NIZHNY NOVGOROD, August 11 (Itar-Tass) —— More charges may be brought within a month against government officials over the Bulgaria ship wreck, Tatarstan republic transport prosecutor Ruslan Tsechoyev said at a news conference here on Thursday.
Relevant materials have been already submitted to the Volga region administration of the Russian Investigations Committee, Tsechoyev said but refused to furnish further comment. “The investigation goes on, charges will be brought against more people,” he only said.
According to Volga federal district transport prosecutor Sergei Belov, the Bulgaria shipwreck, which claimed 122 human lives, has revealed drawback in the federal laws regulating the activity of ship owners and operators, as well as of regulating authorities. More efficient mechanisms are needed to ensure adequate relations between shipowners, regulating authorities, and law enforcers.
“Now we are elaborating information exchange mechanisms between these subjects of law, and are checking ships to ensure their safety and compliance with navigation rules,” Belov said.
He called to improve relevant law and to eliminate “narrow places” that might be used by mala fide owners. Thus, in his words, the system of licensing passenger river navigation is to be replaced by a system of activity insurance.
“To obtain a license a ship owner or a leaseholder only needs to pay 2,600 roubles in state duties.

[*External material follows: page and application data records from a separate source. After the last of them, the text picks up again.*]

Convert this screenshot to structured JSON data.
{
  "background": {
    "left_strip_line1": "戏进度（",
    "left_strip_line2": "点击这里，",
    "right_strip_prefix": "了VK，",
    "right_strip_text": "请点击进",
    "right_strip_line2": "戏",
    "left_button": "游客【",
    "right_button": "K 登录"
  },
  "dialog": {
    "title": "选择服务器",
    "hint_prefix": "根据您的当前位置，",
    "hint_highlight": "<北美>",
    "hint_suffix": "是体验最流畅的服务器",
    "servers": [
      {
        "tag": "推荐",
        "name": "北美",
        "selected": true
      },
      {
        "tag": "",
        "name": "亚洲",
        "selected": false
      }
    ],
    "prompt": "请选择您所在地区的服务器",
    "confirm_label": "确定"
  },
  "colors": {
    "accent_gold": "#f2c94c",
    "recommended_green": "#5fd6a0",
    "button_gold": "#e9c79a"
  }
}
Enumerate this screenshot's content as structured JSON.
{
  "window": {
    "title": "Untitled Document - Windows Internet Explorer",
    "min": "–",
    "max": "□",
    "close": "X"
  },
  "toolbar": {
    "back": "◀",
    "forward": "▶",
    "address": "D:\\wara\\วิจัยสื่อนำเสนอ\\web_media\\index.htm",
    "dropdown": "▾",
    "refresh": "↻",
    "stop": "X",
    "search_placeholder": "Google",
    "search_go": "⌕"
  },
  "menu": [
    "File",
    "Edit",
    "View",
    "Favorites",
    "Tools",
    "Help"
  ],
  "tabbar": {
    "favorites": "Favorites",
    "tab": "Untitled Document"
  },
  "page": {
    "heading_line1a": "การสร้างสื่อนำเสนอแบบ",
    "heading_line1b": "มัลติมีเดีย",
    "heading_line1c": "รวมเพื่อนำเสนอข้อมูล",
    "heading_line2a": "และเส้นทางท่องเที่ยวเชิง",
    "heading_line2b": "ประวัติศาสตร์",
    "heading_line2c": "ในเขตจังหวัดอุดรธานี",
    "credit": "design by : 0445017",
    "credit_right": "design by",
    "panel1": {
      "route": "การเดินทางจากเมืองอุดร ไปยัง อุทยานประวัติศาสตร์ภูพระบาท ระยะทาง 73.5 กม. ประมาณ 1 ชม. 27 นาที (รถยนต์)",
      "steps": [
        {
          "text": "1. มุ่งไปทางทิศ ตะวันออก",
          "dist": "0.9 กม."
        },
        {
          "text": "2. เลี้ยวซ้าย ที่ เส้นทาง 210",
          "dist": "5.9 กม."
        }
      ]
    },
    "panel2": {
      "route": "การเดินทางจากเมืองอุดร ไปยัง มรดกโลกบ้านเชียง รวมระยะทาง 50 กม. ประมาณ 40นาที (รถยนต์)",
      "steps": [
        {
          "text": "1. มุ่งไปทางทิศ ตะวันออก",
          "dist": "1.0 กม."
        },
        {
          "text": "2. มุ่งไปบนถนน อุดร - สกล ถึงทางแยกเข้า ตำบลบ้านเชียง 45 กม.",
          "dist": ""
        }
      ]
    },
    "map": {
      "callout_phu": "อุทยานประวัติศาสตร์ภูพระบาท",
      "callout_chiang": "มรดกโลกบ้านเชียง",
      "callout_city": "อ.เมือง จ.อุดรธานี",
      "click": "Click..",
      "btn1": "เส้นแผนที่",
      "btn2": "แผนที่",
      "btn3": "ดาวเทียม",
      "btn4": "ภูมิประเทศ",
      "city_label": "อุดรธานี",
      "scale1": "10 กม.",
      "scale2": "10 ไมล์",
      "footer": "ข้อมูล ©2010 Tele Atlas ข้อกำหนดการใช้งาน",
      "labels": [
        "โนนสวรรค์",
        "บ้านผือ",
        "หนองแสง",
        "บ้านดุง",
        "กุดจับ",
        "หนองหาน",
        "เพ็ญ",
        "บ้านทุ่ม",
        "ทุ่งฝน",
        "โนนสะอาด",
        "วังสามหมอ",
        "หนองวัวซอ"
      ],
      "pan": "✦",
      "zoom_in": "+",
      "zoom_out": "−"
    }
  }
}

The system of activity insurance, even with a minimal fee of about ten million roubles, will make it possible to screen mala fide players off the river passenger services market,” he noted.
So far, the Volga federal district transport prosecutor’ s office only can conduct inspections and checks of passenger riverboats. As of now, a total of 318 such ships seating more than 50 have been checked. Technical faults have been found in 48 of them and these boats have been banned from further operation.
The Bulgaria pleasure boat, which was on a Bolgary-Kazan river voyage, sank in a storm in the Kuibyshevskoye dam lake, three kilometers away from the shore, on July 10. The ship built in Czechoslovakia in 1955 tilted to the right and sank within minutes. According to the latest information, there were 201 people aboard, some of them unregistered. Seventy-nine were rescued. The officially confirmed death toll is 122 people – 28 children, 72 women and 22 men.